[[ Task input open ]]
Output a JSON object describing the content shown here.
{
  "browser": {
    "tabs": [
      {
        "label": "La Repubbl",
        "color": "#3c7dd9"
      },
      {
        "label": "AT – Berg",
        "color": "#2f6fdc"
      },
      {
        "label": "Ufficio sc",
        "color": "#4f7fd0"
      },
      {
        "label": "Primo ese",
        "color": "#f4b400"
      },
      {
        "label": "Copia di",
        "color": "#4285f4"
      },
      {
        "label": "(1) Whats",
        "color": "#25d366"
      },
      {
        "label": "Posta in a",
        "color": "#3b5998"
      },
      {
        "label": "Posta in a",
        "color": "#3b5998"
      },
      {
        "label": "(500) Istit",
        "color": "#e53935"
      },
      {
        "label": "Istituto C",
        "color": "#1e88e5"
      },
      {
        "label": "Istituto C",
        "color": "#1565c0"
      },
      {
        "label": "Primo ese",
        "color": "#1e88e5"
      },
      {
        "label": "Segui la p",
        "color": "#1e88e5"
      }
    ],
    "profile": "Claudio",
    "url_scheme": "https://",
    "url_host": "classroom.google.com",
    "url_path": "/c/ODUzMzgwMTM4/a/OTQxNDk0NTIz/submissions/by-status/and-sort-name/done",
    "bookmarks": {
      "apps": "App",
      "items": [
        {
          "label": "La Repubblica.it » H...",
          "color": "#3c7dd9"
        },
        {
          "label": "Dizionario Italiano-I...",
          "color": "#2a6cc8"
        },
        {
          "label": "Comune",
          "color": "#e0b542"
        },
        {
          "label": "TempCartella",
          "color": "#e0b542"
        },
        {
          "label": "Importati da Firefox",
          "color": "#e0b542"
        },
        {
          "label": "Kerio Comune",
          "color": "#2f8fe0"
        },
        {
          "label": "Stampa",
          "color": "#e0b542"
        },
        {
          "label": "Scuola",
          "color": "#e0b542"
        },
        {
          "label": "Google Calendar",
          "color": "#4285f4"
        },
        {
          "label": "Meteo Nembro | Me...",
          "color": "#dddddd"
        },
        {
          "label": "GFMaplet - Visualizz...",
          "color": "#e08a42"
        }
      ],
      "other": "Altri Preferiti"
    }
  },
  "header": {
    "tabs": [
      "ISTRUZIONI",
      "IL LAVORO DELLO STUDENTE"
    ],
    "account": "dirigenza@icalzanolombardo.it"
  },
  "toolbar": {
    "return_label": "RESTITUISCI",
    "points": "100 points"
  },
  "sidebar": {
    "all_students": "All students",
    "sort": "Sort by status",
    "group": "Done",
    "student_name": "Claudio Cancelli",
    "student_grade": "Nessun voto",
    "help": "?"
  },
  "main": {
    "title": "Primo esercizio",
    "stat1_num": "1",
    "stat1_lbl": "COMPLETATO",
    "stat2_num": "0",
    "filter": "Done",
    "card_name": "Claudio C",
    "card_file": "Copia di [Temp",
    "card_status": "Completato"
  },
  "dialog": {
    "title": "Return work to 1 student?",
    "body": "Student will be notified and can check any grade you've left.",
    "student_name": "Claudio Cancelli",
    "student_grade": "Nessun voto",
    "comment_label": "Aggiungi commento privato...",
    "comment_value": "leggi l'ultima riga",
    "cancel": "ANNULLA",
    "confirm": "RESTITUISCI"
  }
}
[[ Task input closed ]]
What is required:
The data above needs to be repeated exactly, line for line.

Expected answer:
Output a JSON object describing the content shown here.
{
  "browser": {
    "tabs": [
      {
        "label": "La Repubbl",
        "color": "#3c7dd9"
      },
      {
        "label": "AT – Berg",
        "color": "#2f6fdc"
      },
      {
        "label": "Ufficio sc",
        "color": "#4f7fd0"
      },
      {
        "label": "Primo ese",
        "color": "#f4b400"
      },
      {
        "label": "Copia di",
        "color": "#4285f4"
      },
      {
        "label": "(1) Whats",
        "color": "#25d366"
      },
      {
        "label": "Posta in a",
        "color": "#3b5998"
      },
      {
        "label": "Posta in a",
        "color": "#3b5998"
      },
      {
        "label": "(500) Istit",
        "color": "#e53935"
      },
      {
        "label": "Istituto C",
        "color": "#1e88e5"
      },
      {
        "label": "Istituto C",
        "color": "#1565c0"
      },
      {
        "label": "Primo ese",
        "color": "#1e88e5"
      },
      {
        "label": "Segui la p",
        "color": "#1e88e5"
      }
    ],
    "profile": "Claudio",
    "url_scheme": "https://",
    "url_host": "classroom.google.com",
    "url_path": "/c/ODUzMzgwMTM4/a/OTQxNDk0NTIz/submissions/by-status/and-sort-name/done",
    "bookmarks": {
      "apps": "App",
      "items": [
        {
          "label": "La Repubblica.it » H...",
          "color": "#3c7dd9"
        },
        {
          "label": "Dizionario Italiano-I...",
          "color": "#2a6cc8"
        },
        {
          "label": "Comune",
          "color": "#e0b542"
        },
        {
          "label": "TempCartella",
          "color": "#e0b542"
        },
        {
          "label": "Importati da Firefox",
          "color": "#e0b542"
        },
        {
          "label": "Kerio Comune",
          "color": "#2f8fe0"
        },
        {
          "label": "Stampa",
          "color": "#e0b542"
        },
        {
          "label": "Scuola",
          "color": "#e0b542"
        },
        {
          "label": "Google Calendar",
          "color": "#4285f4"
        },
        {
          "label": "Meteo Nembro | Me...",
          "color": "#dddddd"
        },
        {
          "label": "GFMaplet - Visualizz...",
          "color": "#e08a42"
        }
      ],
      "other": "Altri Preferiti"
    }
  },
  "header": {
    "tabs": [
      "ISTRUZIONI",
      "IL LAVORO DELLO STUDENTE"
    ],
    "account": "dirigenza@icalzanolombardo.it"
  },
  "toolbar": {
    "return_label": "RESTITUISCI",
    "points": "100 points"
  },
  "sidebar": {
    "all_students": "All students",
    "sort": "Sort by status",
    "group": "Done",
    "student_name": "Claudio Cancelli",
    "student_grade": "Nessun voto",
    "help": "?"
  },
  "main": {
    "title": "Primo esercizio",
    "stat1_num": "1",
    "stat1_lbl": "COMPLETATO",
    "stat2_num": "0",
    "filter": "Done",
    "card_name": "Claudio C",
    "card_file": "Copia di [Temp",
    "card_status": "Completato"
  },
  "dialog": {
    "title": "Return work to 1 student?",
    "body": "Student will be notified and can check any grade you've left.",
    "student_name": "Claudio Cancelli",
    "student_grade": "Nessun voto",
    "comment_label": "Aggiungi commento privato...",
    "comment_value": "leggi l'ultima riga",
    "cancel": "ANNULLA",
    "confirm": "RESTITUISCI"
  }
}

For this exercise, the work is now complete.